All of the data below should come back exactly as written, minus its images.

(DATA TO PROCESS):
*****
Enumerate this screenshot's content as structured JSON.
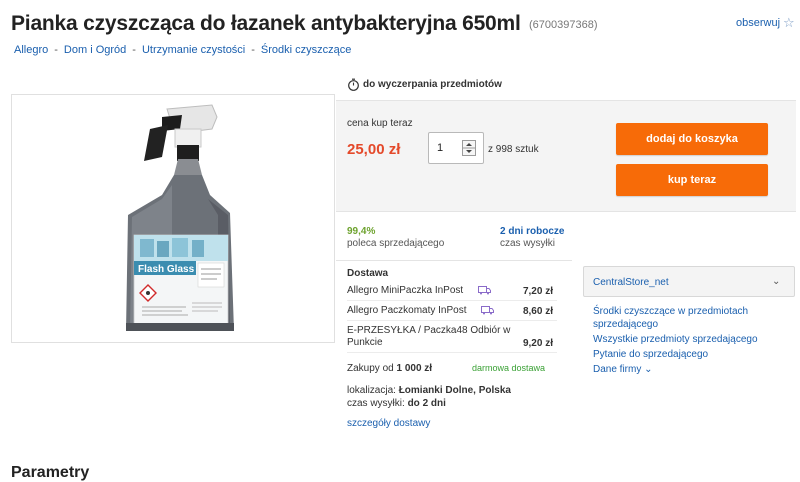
{
  "header": {
    "title": "Pianka czyszcząca do łazanek antybakteryjna 650ml",
    "offer_id": "(6700397368)",
    "watch_label": "obserwuj"
  },
  "breadcrumb": [
    "Allegro",
    "Dom i Ogród",
    "Utrzymanie czystości",
    "Środki czyszczące"
  ],
  "product_image": {
    "brand_text": "Flash Glass"
  },
  "offer": {
    "time_note": "do wyczerpania przedmiotów",
    "buy_label": "cena kup teraz",
    "price": "25,00 zł",
    "quantity": "1",
    "available": "z 998 sztuk",
    "add_to_cart": "dodaj do koszyka",
    "buy_now": "kup teraz"
  },
  "stats": {
    "recommend_value": "99,4%",
    "recommend_label": "poleca sprzedającego",
    "shipping_value": "2 dni robocze",
    "shipping_label": "czas wysyłki"
  },
  "delivery": {
    "title": "Dostawa",
    "options": [
      {
        "name": "Allegro MiniPaczka InPost",
        "price": "7,20 zł",
        "icon": "van-icon"
      },
      {
        "name": "Allegro Paczkomaty InPost",
        "price": "8,60 zł",
        "icon": "van-icon"
      },
      {
        "name_line1": "E-PRZESYŁKA / Paczka48 Odbiór w",
        "name_line2": "Punkcie",
        "price": "9,20 zł"
      }
    ],
    "free_prefix": "Zakupy od",
    "free_amount": "1 000 zł",
    "free_label": "darmowa dostawa",
    "location_label": "lokalizacja:",
    "location_value": "Łomianki Dolne, Polska",
    "time_label": "czas wysyłki:",
    "time_value": "do 2 dni",
    "details_link": "szczegóły dostawy"
  },
  "seller": {
    "name": "CentralStore_net",
    "category_link": "Środki czyszczące",
    "category_suffix": "w przedmiotach sprzedającego",
    "all_items": "Wszystkie przedmioty sprzedającego",
    "ask": "Pytanie do sprzedającego",
    "company_data": "Dane firmy"
  },
  "sections": {
    "params_title": "Parametry"
  },
  "colors": {
    "accent_orange": "#f76b08",
    "price_red": "#e4492a",
    "link_blue": "#1a5fae",
    "positive_green": "#6da22e"
  }
}
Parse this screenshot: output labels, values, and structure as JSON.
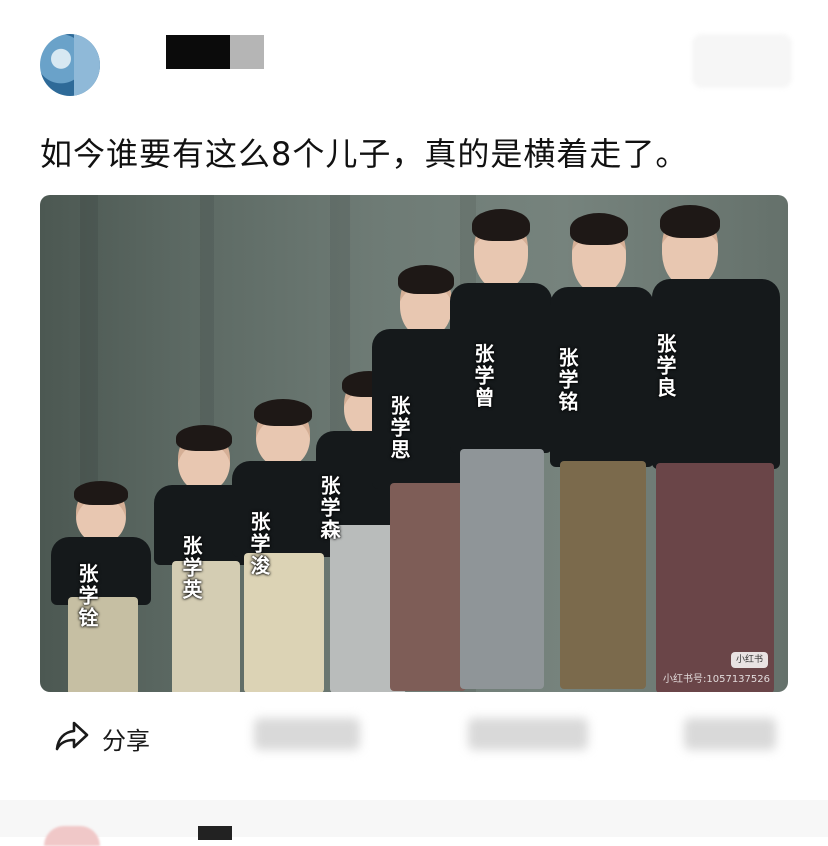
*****
(ANSWER FOR THIS EXERCISE):
Enumerate this screenshot's content as structured JSON.
{
  "header": {
    "title": "Pianka czyszcząca do łazanek antybakteryjna 650ml",
    "offer_id": "(6700397368)",
    "watch_label": "obserwuj"
  },
  "breadcrumb": [
    "Allegro",
    "Dom i Ogród",
    "Utrzymanie czystości",
    "Środki czyszczące"
  ],
  "product_image": {
    "brand_text": "Flash Glass"
  },
  "offer": {
    "time_note": "do wyczerpania przedmiotów",
    "buy_label": "cena kup teraz",
    "price": "25,00 zł",
    "quantity": "1",
    "available": "z 998 sztuk",
    "add_to_cart": "dodaj do koszyka",
    "buy_now": "kup teraz"
  },
  "stats": {
    "recommend_value": "99,4%",
    "recommend_label": "poleca sprzedającego",
    "shipping_value": "2 dni robocze",
    "shipping_label": "czas wysyłki"
  },
  "delivery": {
    "title": "Dostawa",
    "options": [
      {
        "name": "Allegro MiniPaczka InPost",
        "price": "7,20 zł",
        "icon": "van-icon"
      },
      {
        "name": "Allegro Paczkomaty InPost",
        "price": "8,60 zł",
        "icon": "van-icon"
      },
      {
        "name_line1": "E-PRZESYŁKA / Paczka48 Odbiór w",
        "name_line2": "Punkcie",
        "price": "9,20 zł"
      }
    ],
    "free_prefix": "Zakupy od",
    "free_amount": "1 000 zł",
    "free_label": "darmowa dostawa",
    "location_label": "lokalizacja:",
    "location_value": "Łomianki Dolne, Polska",
    "time_label": "czas wysyłki:",
    "time_value": "do 2 dni",
    "details_link": "szczegóły dostawy"
  },
  "seller": {
    "name": "CentralStore_net",
    "category_link": "Środki czyszczące",
    "category_suffix": "w przedmiotach sprzedającego",
    "all_items": "Wszystkie przedmioty sprzedającego",
    "ask": "Pytanie do sprzedającego",
    "company_data": "Dane firmy"
  },
  "sections": {
    "params_title": "Parametry"
  },
  "colors": {
    "accent_orange": "#f76b08",
    "price_red": "#e4492a",
    "link_blue": "#1a5fae",
    "positive_green": "#6da22e"
  }
}
Parse this screenshot: output labels, values, and structure as JSON.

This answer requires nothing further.